> _App and web page records_
>>>
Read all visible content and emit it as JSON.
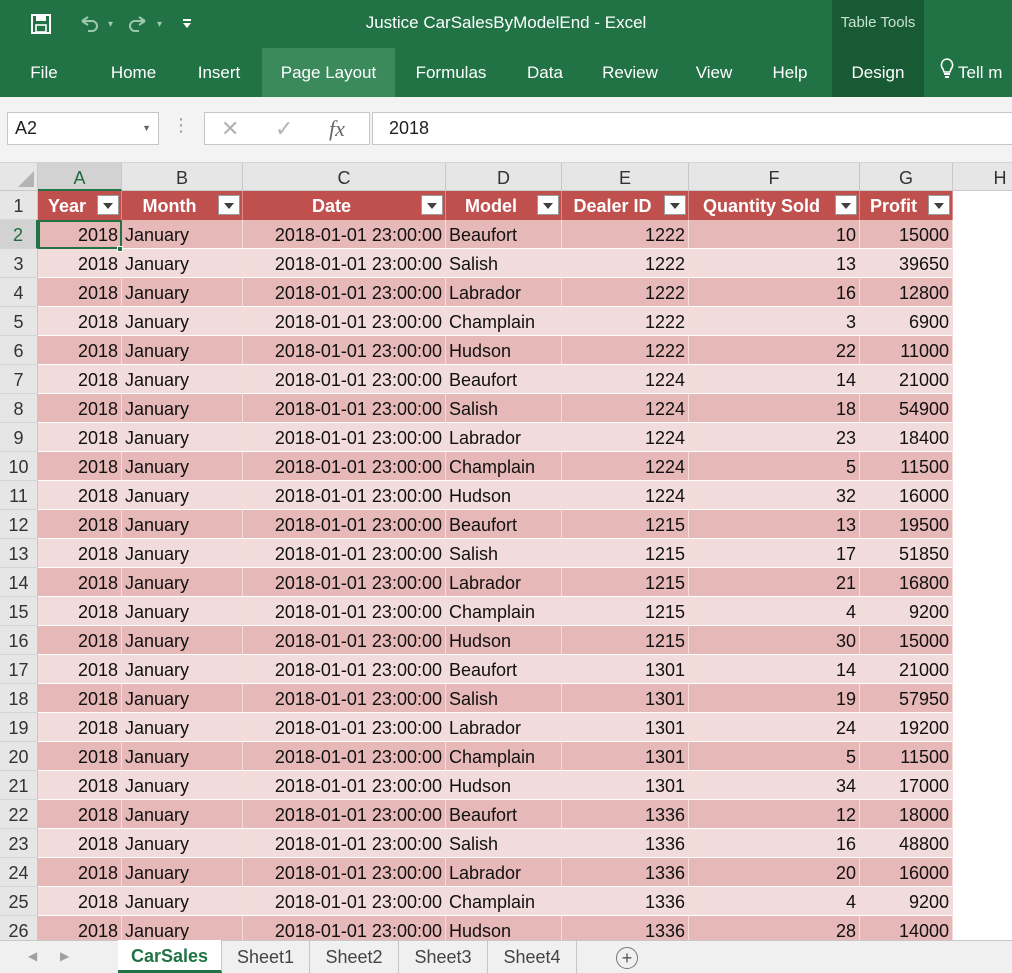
{
  "window": {
    "title": "Justice CarSalesByModelEnd  -  Excel",
    "table_tools_label": "Table Tools",
    "colors": {
      "ribbon": "#217346",
      "header_band": "#c0504d",
      "band_dark": "#e6b8b7",
      "band_light": "#f2dcdb"
    }
  },
  "qat": {
    "save_icon": "save-icon",
    "undo_icon": "undo-icon",
    "redo_icon": "redo-icon",
    "customize_icon": "customize-qat-icon"
  },
  "ribbon": {
    "tabs": [
      "File",
      "Home",
      "Insert",
      "Page Layout",
      "Formulas",
      "Data",
      "Review",
      "View",
      "Help",
      "Design"
    ],
    "active_tab": "Page Layout",
    "tell_me": "Tell m"
  },
  "formula_bar": {
    "name_box": "A2",
    "cancel_glyph": "✕",
    "enter_glyph": "✓",
    "fx_glyph": "fx",
    "value": "2018"
  },
  "sheet": {
    "column_letters": [
      "A",
      "B",
      "C",
      "D",
      "E",
      "F",
      "G",
      "H"
    ],
    "selected_column": "A",
    "selected_row": "2",
    "headers": [
      "Year",
      "Month",
      "Date",
      "Model",
      "Dealer ID",
      "Quantity Sold",
      "Profit"
    ],
    "header_display": [
      "Year",
      "Month",
      "Date",
      "Model",
      "Dealer ID",
      "Quantity Sold",
      "Profit"
    ],
    "row_numbers": [
      "1",
      "2",
      "3",
      "4",
      "5",
      "6",
      "7",
      "8",
      "9",
      "10",
      "11",
      "12",
      "13",
      "14",
      "15",
      "16",
      "17",
      "18",
      "19",
      "20",
      "21",
      "22",
      "23",
      "24",
      "25",
      "26"
    ],
    "rows": [
      [
        "2018",
        "January",
        "2018-01-01 23:00:00",
        "Beaufort",
        "1222",
        "10",
        "15000"
      ],
      [
        "2018",
        "January",
        "2018-01-01 23:00:00",
        "Salish",
        "1222",
        "13",
        "39650"
      ],
      [
        "2018",
        "January",
        "2018-01-01 23:00:00",
        "Labrador",
        "1222",
        "16",
        "12800"
      ],
      [
        "2018",
        "January",
        "2018-01-01 23:00:00",
        "Champlain",
        "1222",
        "3",
        "6900"
      ],
      [
        "2018",
        "January",
        "2018-01-01 23:00:00",
        "Hudson",
        "1222",
        "22",
        "11000"
      ],
      [
        "2018",
        "January",
        "2018-01-01 23:00:00",
        "Beaufort",
        "1224",
        "14",
        "21000"
      ],
      [
        "2018",
        "January",
        "2018-01-01 23:00:00",
        "Salish",
        "1224",
        "18",
        "54900"
      ],
      [
        "2018",
        "January",
        "2018-01-01 23:00:00",
        "Labrador",
        "1224",
        "23",
        "18400"
      ],
      [
        "2018",
        "January",
        "2018-01-01 23:00:00",
        "Champlain",
        "1224",
        "5",
        "11500"
      ],
      [
        "2018",
        "January",
        "2018-01-01 23:00:00",
        "Hudson",
        "1224",
        "32",
        "16000"
      ],
      [
        "2018",
        "January",
        "2018-01-01 23:00:00",
        "Beaufort",
        "1215",
        "13",
        "19500"
      ],
      [
        "2018",
        "January",
        "2018-01-01 23:00:00",
        "Salish",
        "1215",
        "17",
        "51850"
      ],
      [
        "2018",
        "January",
        "2018-01-01 23:00:00",
        "Labrador",
        "1215",
        "21",
        "16800"
      ],
      [
        "2018",
        "January",
        "2018-01-01 23:00:00",
        "Champlain",
        "1215",
        "4",
        "9200"
      ],
      [
        "2018",
        "January",
        "2018-01-01 23:00:00",
        "Hudson",
        "1215",
        "30",
        "15000"
      ],
      [
        "2018",
        "January",
        "2018-01-01 23:00:00",
        "Beaufort",
        "1301",
        "14",
        "21000"
      ],
      [
        "2018",
        "January",
        "2018-01-01 23:00:00",
        "Salish",
        "1301",
        "19",
        "57950"
      ],
      [
        "2018",
        "January",
        "2018-01-01 23:00:00",
        "Labrador",
        "1301",
        "24",
        "19200"
      ],
      [
        "2018",
        "January",
        "2018-01-01 23:00:00",
        "Champlain",
        "1301",
        "5",
        "11500"
      ],
      [
        "2018",
        "January",
        "2018-01-01 23:00:00",
        "Hudson",
        "1301",
        "34",
        "17000"
      ],
      [
        "2018",
        "January",
        "2018-01-01 23:00:00",
        "Beaufort",
        "1336",
        "12",
        "18000"
      ],
      [
        "2018",
        "January",
        "2018-01-01 23:00:00",
        "Salish",
        "1336",
        "16",
        "48800"
      ],
      [
        "2018",
        "January",
        "2018-01-01 23:00:00",
        "Labrador",
        "1336",
        "20",
        "16000"
      ],
      [
        "2018",
        "January",
        "2018-01-01 23:00:00",
        "Champlain",
        "1336",
        "4",
        "9200"
      ],
      [
        "2018",
        "January",
        "2018-01-01 23:00:00",
        "Hudson",
        "1336",
        "28",
        "14000"
      ]
    ],
    "column_align": [
      "r",
      "l",
      "r",
      "l",
      "r",
      "r",
      "r"
    ]
  },
  "sheet_tabs": {
    "tabs": [
      "CarSales",
      "Sheet1",
      "Sheet2",
      "Sheet3",
      "Sheet4"
    ],
    "active": "CarSales",
    "add_glyph": "+"
  }
}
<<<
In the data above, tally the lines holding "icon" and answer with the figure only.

> _Answer box_
4